Okay.. time to get back to more mundane things. The day had been rather productive. Rosh, despite spending a good deal of his time waiting outside the burrow in the nearby field, hoping to get a clearer and closer picture of the lesser Indian civet, found enough time to finish two out of the three cover pages he is supposed to finish by the end of this week. They have come out really well too. Good job, bro. I am done with the letters for the first chapter of our graphic novel, and spent my spare time writing the script for a short comic. Its going to be a 4 page psychedelic shortie, and I hope to get it done during my leisure hours. Thats not all, folks; here is a piece I did during today's warm up session: link. Hope y'all dig it!

Tuesday, 8 December 2009

Day 1

This being the first day since I started this blog, which is chiefly aimed at tackling my occasional writer's blocks, I've decided not to leave it untouched. So here I am taking a break from finishing up a rough draft of the pages of the graphic novel that I intend to take to a meeting on the 19th. Rosh, my colorist, and the closest I have to a brother, just walked by muttering "I just realized that the only woman the Hulk can do it with is the Elastigirl"

My letterer/girlfriend/love of my life (definitely not in that order) seems to be in bit of a mess post an episode involving blood, guts, and mutilated body parts, the gory details of which you can read in her journal, if you have the stomach for such stuff. Which means I'm gonna have to do a rough version of the lettering as well; which in turn means, I've got my hands full for the next ten days. So I'm gonna have to put my short-story 'Jaque and Jill' on hold for a bit. Let me apologize to all of you who are eagerly waiting to read the rest

I have posted some of the doodles that were done during the sketching session a La Café coffee-day last night . Maybe sometime today, I will be posting a picture that Rosh took of the strange visitor (which, to my great disappointment, was later found to be, as wikipedia tells me, a lesser indian civet, and not a denizen of wonderland) that came out of a burrow in the neighborhood. Good day to you all!

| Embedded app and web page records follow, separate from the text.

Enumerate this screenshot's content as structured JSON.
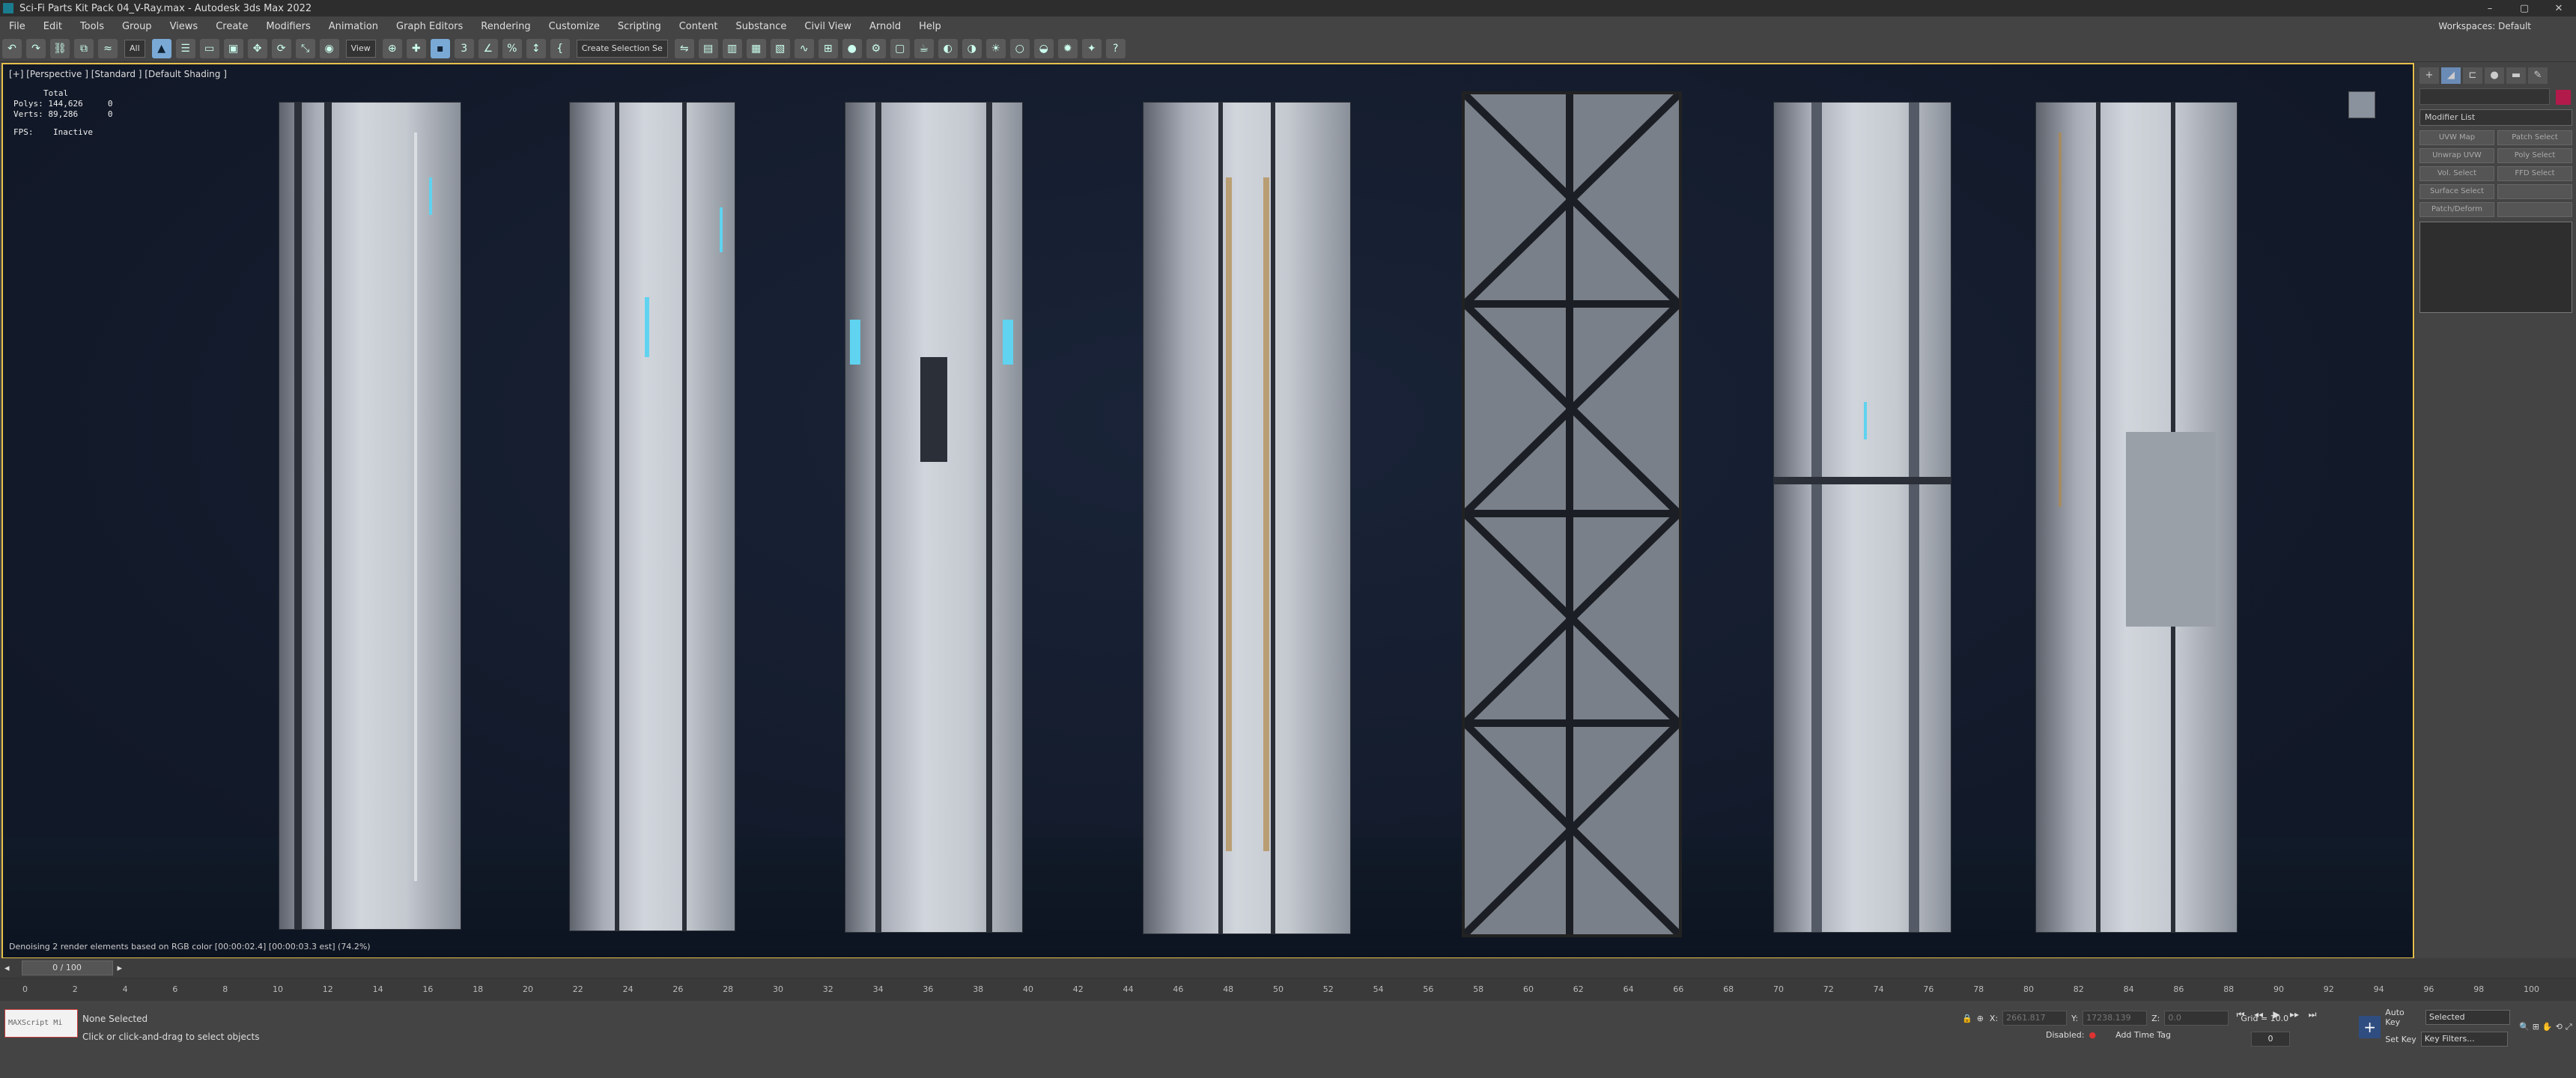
{
  "titlebar": {
    "title": "Sci-Fi Parts Kit Pack 04_V-Ray.max - Autodesk 3ds Max 2022",
    "workspace_label": "Workspaces:",
    "workspace_value": "Default"
  },
  "menu": {
    "items": [
      "File",
      "Edit",
      "Tools",
      "Group",
      "Views",
      "Create",
      "Modifiers",
      "Animation",
      "Graph Editors",
      "Rendering",
      "Customize",
      "Scripting",
      "Content",
      "Substance",
      "Civil View",
      "Arnold",
      "Help"
    ]
  },
  "toolbar": {
    "filter_dropdown": "All",
    "coord_dropdown": "View",
    "selection_set_label": "Create Selection Se"
  },
  "viewport": {
    "label": "[+] [Perspective ] [Standard ] [Default Shading ]",
    "stats": {
      "header": "Total",
      "polys_label": "Polys:",
      "polys_total": "144,626",
      "polys_sel": "0",
      "verts_label": "Verts:",
      "verts_total": "89,286",
      "verts_sel": "0",
      "fps_label": "FPS:",
      "fps_value": "Inactive"
    },
    "denoise_text": "Denoising 2 render elements based on RGB color [00:00:02.4] [00:00:03.3 est]   (74.2%)",
    "pillars": [
      "pillar-1",
      "pillar-2",
      "pillar-3",
      "pillar-4",
      "pillar-5-frame",
      "pillar-6",
      "pillar-7"
    ],
    "colors": {
      "background": "#111827",
      "border": "#e6c04a"
    }
  },
  "command_panel": {
    "modifier_list": "Modifier List",
    "buttons": [
      "UVW Map",
      "Patch Select",
      "Unwrap UVW",
      "Poly Select",
      "Vol. Select",
      "FFD Select",
      "Surface Select",
      "",
      "Patch/Deform",
      ""
    ]
  },
  "timeline": {
    "slider_label": "0 / 100",
    "ticks": [
      "0",
      "2",
      "4",
      "6",
      "8",
      "10",
      "12",
      "14",
      "16",
      "18",
      "20",
      "22",
      "24",
      "26",
      "28",
      "30",
      "32",
      "34",
      "36",
      "38",
      "40",
      "42",
      "44",
      "46",
      "48",
      "50",
      "52",
      "54",
      "56",
      "58",
      "60",
      "62",
      "64",
      "66",
      "68",
      "70",
      "72",
      "74",
      "76",
      "78",
      "80",
      "82",
      "84",
      "86",
      "88",
      "90",
      "92",
      "94",
      "96",
      "98",
      "100"
    ]
  },
  "status": {
    "maxscript_placeholder": "MAXScript Mi",
    "selection": "None Selected",
    "prompt": "Click or click-and-drag to select objects",
    "x_label": "X:",
    "x_value": "2661.817",
    "y_label": "Y:",
    "y_value": "17238.139",
    "z_label": "Z:",
    "z_value": "0.0",
    "grid": "Grid = 10.0",
    "disabled_label": "Disabled:",
    "add_time_tag": "Add Time Tag",
    "auto_key": "Auto Key",
    "set_key": "Set Key",
    "selected_dd": "Selected",
    "key_filters": "Key Filters...",
    "frame": "0"
  }
}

Monday, 7 December 2009


I was never a big fan of Eurodance pop groups and that is prettymuch the reason why i was never into Vengaboys. No offence to anyone; It is a highly subjective thing and is purely a matter of choice and taste that i found them to be quite irritating
But today, to my own surprise, I found myself humming 'To Brazil'. The credit, however, goes not to the Vengaboys, but to Terry Gilliam's masterpiece - Brazil
Never before, have i found a movie to be equally funny and disturbing at the same time. The movie offers you an alternative vision of not only the future, but also of the past and the present; and that too, with a steam-punk touch to everything
In a grim looking future, where society is controlled by a massive monolithic organization, a benevolent bureaucrat lands himself into trouble (and pretty deep...erm.. trouble at that) for trying to point out an administrative error
The movie deserves praise for its sheer originality in terms of both the characters, and the designs of environment and props. Despite being 24 years old, the movie is a visual treat even by today's standards. Jonathan Pryce, as the meek bureaucrat Sam Lowry, does a very convincing job; and Robert de Niro's cameo as Archibald "Harry" Tuttle, an illegal freelance repairman who defies the system by fixing things for the sheer joy of fixing them and that, sans bills, receipts, or any other administrative complications, leaves a long lasting impact
If you have read the novel 1984 by George Orwell or the graphic novel Oink: Heaven's butcher by John Mueller, and liked either one or both of them, then this definitely is a movie for you. It will take you on a trip you wont forget anytime soon and leave you with enough food for thought to last you at least a week
So in goes Brazil into my mile-long must-watch movie list